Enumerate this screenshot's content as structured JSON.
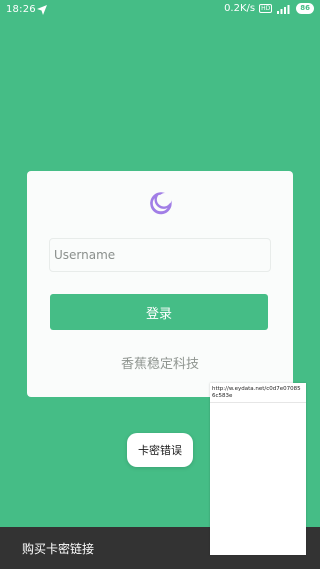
{
  "status_bar": {
    "time": "18:26",
    "network_speed": "0.2K/s",
    "hd_label": "HD",
    "battery": "86"
  },
  "login": {
    "username_placeholder": "Username",
    "login_button": "登录",
    "brand": "香蕉稳定科技"
  },
  "toast": {
    "message": "卡密错误"
  },
  "bottom_bar": {
    "label": "购买卡密链接"
  },
  "web_panel": {
    "url": "http://w.eydata.net/c0d7e070856c583e"
  },
  "colors": {
    "background": "#45bd86",
    "accent": "#45bd86",
    "logo": "#a17ee6",
    "card": "#fafcfb",
    "bottom_bar": "#333333"
  },
  "icons": {
    "status_nav": "navigation-arrow-icon",
    "signal": "signal-bars-icon",
    "logo": "moon-icon"
  }
}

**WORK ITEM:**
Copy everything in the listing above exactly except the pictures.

**SOLUTION BELOW:**
Enumerate this screenshot's content as structured JSON.
{
  "status_bar": {
    "time": "18:26",
    "network_speed": "0.2K/s",
    "hd_label": "HD",
    "battery": "86"
  },
  "login": {
    "username_placeholder": "Username",
    "login_button": "登录",
    "brand": "香蕉稳定科技"
  },
  "toast": {
    "message": "卡密错误"
  },
  "bottom_bar": {
    "label": "购买卡密链接"
  },
  "web_panel": {
    "url": "http://w.eydata.net/c0d7e070856c583e"
  },
  "colors": {
    "background": "#45bd86",
    "accent": "#45bd86",
    "logo": "#a17ee6",
    "card": "#fafcfb",
    "bottom_bar": "#333333"
  },
  "icons": {
    "status_nav": "navigation-arrow-icon",
    "signal": "signal-bars-icon",
    "logo": "moon-icon"
  }
}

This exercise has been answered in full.